An exact reproduction of all the entries is what the answer must contain.

--- Records for this task ---

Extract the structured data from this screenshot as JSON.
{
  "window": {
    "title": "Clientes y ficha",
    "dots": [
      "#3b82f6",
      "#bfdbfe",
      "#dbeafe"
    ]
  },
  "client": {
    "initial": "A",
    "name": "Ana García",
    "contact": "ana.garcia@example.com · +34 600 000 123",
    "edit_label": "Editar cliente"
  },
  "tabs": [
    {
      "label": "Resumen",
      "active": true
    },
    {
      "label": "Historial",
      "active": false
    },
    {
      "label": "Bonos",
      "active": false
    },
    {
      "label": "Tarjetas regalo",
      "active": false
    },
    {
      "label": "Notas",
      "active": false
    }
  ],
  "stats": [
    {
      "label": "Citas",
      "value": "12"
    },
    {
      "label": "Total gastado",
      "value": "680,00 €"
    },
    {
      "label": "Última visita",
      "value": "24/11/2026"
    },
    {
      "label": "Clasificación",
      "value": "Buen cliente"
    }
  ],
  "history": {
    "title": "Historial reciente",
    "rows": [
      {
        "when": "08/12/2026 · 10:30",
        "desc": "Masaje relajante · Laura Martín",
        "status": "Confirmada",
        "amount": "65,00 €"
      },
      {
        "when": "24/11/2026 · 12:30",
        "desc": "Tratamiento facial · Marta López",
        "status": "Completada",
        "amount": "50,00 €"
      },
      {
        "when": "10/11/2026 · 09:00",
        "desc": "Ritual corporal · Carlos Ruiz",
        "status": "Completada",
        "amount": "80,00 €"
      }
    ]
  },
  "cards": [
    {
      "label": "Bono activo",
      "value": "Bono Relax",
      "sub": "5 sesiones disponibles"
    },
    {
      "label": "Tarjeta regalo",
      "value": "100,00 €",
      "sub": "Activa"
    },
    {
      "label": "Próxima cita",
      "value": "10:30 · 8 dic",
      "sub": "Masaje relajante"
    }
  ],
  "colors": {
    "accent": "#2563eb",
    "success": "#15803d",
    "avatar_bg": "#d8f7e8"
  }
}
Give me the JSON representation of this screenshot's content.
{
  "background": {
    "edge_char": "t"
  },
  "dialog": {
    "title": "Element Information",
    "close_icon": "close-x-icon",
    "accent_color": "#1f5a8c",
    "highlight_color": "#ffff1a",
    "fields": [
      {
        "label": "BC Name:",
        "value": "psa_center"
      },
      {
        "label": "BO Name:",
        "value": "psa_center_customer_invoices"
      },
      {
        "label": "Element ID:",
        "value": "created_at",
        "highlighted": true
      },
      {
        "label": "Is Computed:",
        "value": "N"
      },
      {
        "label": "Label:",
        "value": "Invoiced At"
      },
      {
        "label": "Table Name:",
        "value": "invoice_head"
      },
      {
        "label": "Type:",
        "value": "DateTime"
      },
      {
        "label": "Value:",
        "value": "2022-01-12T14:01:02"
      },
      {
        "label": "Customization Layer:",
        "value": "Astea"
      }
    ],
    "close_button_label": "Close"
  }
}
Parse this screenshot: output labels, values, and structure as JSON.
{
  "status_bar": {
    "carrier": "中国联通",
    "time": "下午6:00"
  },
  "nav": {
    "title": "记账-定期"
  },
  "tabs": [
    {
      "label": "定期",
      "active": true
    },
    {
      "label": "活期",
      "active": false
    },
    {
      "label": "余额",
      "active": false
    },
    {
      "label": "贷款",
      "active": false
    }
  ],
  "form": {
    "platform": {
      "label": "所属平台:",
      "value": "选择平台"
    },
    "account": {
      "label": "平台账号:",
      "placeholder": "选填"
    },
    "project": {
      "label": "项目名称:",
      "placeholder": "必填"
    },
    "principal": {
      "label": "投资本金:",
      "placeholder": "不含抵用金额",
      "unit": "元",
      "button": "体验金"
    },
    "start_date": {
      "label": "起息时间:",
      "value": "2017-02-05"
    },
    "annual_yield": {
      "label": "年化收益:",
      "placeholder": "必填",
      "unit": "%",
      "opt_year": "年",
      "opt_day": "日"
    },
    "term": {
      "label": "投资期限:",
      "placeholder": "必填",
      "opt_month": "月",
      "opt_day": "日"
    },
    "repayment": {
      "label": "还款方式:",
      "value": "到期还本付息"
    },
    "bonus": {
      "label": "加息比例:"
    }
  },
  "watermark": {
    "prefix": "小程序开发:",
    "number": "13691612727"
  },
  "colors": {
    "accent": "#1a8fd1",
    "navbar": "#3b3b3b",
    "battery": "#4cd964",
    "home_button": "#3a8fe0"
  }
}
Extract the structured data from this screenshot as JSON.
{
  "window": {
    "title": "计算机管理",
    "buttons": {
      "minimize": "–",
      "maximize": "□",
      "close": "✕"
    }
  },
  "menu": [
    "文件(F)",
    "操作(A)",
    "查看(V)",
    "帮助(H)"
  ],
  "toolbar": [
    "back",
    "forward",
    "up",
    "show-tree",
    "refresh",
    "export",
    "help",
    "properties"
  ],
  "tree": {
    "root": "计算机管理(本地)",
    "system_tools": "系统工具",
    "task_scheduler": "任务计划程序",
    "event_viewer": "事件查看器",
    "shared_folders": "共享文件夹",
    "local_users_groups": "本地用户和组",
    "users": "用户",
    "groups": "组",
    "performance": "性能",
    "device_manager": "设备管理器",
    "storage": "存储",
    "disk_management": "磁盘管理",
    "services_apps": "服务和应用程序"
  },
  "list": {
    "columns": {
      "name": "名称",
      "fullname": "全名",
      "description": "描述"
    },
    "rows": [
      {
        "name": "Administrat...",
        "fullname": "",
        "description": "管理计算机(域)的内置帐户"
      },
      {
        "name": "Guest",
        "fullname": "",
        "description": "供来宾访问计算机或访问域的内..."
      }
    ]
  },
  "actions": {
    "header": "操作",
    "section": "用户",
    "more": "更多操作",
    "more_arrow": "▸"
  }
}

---

Result for this exercise:
Extract the structured data from this screenshot as JSON.
{
  "window": {
    "title": "Clientes y ficha",
    "dots": [
      "#3b82f6",
      "#bfdbfe",
      "#dbeafe"
    ]
  },
  "client": {
    "initial": "A",
    "name": "Ana García",
    "contact": "ana.garcia@example.com · +34 600 000 123",
    "edit_label": "Editar cliente"
  },
  "tabs": [
    {
      "label": "Resumen",
      "active": true
    },
    {
      "label": "Historial",
      "active": false
    },
    {
      "label": "Bonos",
      "active": false
    },
    {
      "label": "Tarjetas regalo",
      "active": false
    },
    {
      "label": "Notas",
      "active": false
    }
  ],
  "stats": [
    {
      "label": "Citas",
      "value": "12"
    },
    {
      "label": "Total gastado",
      "value": "680,00 €"
    },
    {
      "label": "Última visita",
      "value": "24/11/2026"
    },
    {
      "label": "Clasificación",
      "value": "Buen cliente"
    }
  ],
  "history": {
    "title": "Historial reciente",
    "rows": [
      {
        "when": "08/12/2026 · 10:30",
        "desc": "Masaje relajante · Laura Martín",
        "status": "Confirmada",
        "amount": "65,00 €"
      },
      {
        "when": "24/11/2026 · 12:30",
        "desc": "Tratamiento facial · Marta López",
        "status": "Completada",
        "amount": "50,00 €"
      },
      {
        "when": "10/11/2026 · 09:00",
        "desc": "Ritual corporal · Carlos Ruiz",
        "status": "Completada",
        "amount": "80,00 €"
      }
    ]
  },
  "cards": [
    {
      "label": "Bono activo",
      "value": "Bono Relax",
      "sub": "5 sesiones disponibles"
    },
    {
      "label": "Tarjeta regalo",
      "value": "100,00 €",
      "sub": "Activa"
    },
    {
      "label": "Próxima cita",
      "value": "10:30 · 8 dic",
      "sub": "Masaje relajante"
    }
  ],
  "colors": {
    "accent": "#2563eb",
    "success": "#15803d",
    "avatar_bg": "#d8f7e8"
  }
}
Give me the JSON representation of this screenshot's content.
{
  "background": {
    "edge_char": "t"
  },
  "dialog": {
    "title": "Element Information",
    "close_icon": "close-x-icon",
    "accent_color": "#1f5a8c",
    "highlight_color": "#ffff1a",
    "fields": [
      {
        "label": "BC Name:",
        "value": "psa_center"
      },
      {
        "label": "BO Name:",
        "value": "psa_center_customer_invoices"
      },
      {
        "label": "Element ID:",
        "value": "created_at",
        "highlighted": true
      },
      {
        "label": "Is Computed:",
        "value": "N"
      },
      {
        "label": "Label:",
        "value": "Invoiced At"
      },
      {
        "label": "Table Name:",
        "value": "invoice_head"
      },
      {
        "label": "Type:",
        "value": "DateTime"
      },
      {
        "label": "Value:",
        "value": "2022-01-12T14:01:02"
      },
      {
        "label": "Customization Layer:",
        "value": "Astea"
      }
    ],
    "close_button_label": "Close"
  }
}
Parse this screenshot: output labels, values, and structure as JSON.
{
  "status_bar": {
    "carrier": "中国联通",
    "time": "下午6:00"
  },
  "nav": {
    "title": "记账-定期"
  },
  "tabs": [
    {
      "label": "定期",
      "active": true
    },
    {
      "label": "活期",
      "active": false
    },
    {
      "label": "余额",
      "active": false
    },
    {
      "label": "贷款",
      "active": false
    }
  ],
  "form": {
    "platform": {
      "label": "所属平台:",
      "value": "选择平台"
    },
    "account": {
      "label": "平台账号:",
      "placeholder": "选填"
    },
    "project": {
      "label": "项目名称:",
      "placeholder": "必填"
    },
    "principal": {
      "label": "投资本金:",
      "placeholder": "不含抵用金额",
      "unit": "元",
      "button": "体验金"
    },
    "start_date": {
      "label": "起息时间:",
      "value": "2017-02-05"
    },
    "annual_yield": {
      "label": "年化收益:",
      "placeholder": "必填",
      "unit": "%",
      "opt_year": "年",
      "opt_day": "日"
    },
    "term": {
      "label": "投资期限:",
      "placeholder": "必填",
      "opt_month": "月",
      "opt_day": "日"
    },
    "repayment": {
      "label": "还款方式:",
      "value": "到期还本付息"
    },
    "bonus": {
      "label": "加息比例:"
    }
  },
  "watermark": {
    "prefix": "小程序开发:",
    "number": "13691612727"
  },
  "colors": {
    "accent": "#1a8fd1",
    "navbar": "#3b3b3b",
    "battery": "#4cd964",
    "home_button": "#3a8fe0"
  }
}
Extract the structured data from this screenshot as JSON.
{
  "window": {
    "title": "计算机管理",
    "buttons": {
      "minimize": "–",
      "maximize": "□",
      "close": "✕"
    }
  },
  "menu": [
    "文件(F)",
    "操作(A)",
    "查看(V)",
    "帮助(H)"
  ],
  "toolbar": [
    "back",
    "forward",
    "up",
    "show-tree",
    "refresh",
    "export",
    "help",
    "properties"
  ],
  "tree": {
    "root": "计算机管理(本地)",
    "system_tools": "系统工具",
    "task_scheduler": "任务计划程序",
    "event_viewer": "事件查看器",
    "shared_folders": "共享文件夹",
    "local_users_groups": "本地用户和组",
    "users": "用户",
    "groups": "组",
    "performance": "性能",
    "device_manager": "设备管理器",
    "storage": "存储",
    "disk_management": "磁盘管理",
    "services_apps": "服务和应用程序"
  },
  "list": {
    "columns": {
      "name": "名称",
      "fullname": "全名",
      "description": "描述"
    },
    "rows": [
      {
        "name": "Administrat...",
        "fullname": "",
        "description": "管理计算机(域)的内置帐户"
      },
      {
        "name": "Guest",
        "fullname": "",
        "description": "供来宾访问计算机或访问域的内..."
      }
    ]
  },
  "actions": {
    "header": "操作",
    "section": "用户",
    "more": "更多操作",
    "more_arrow": "▸"
  }
}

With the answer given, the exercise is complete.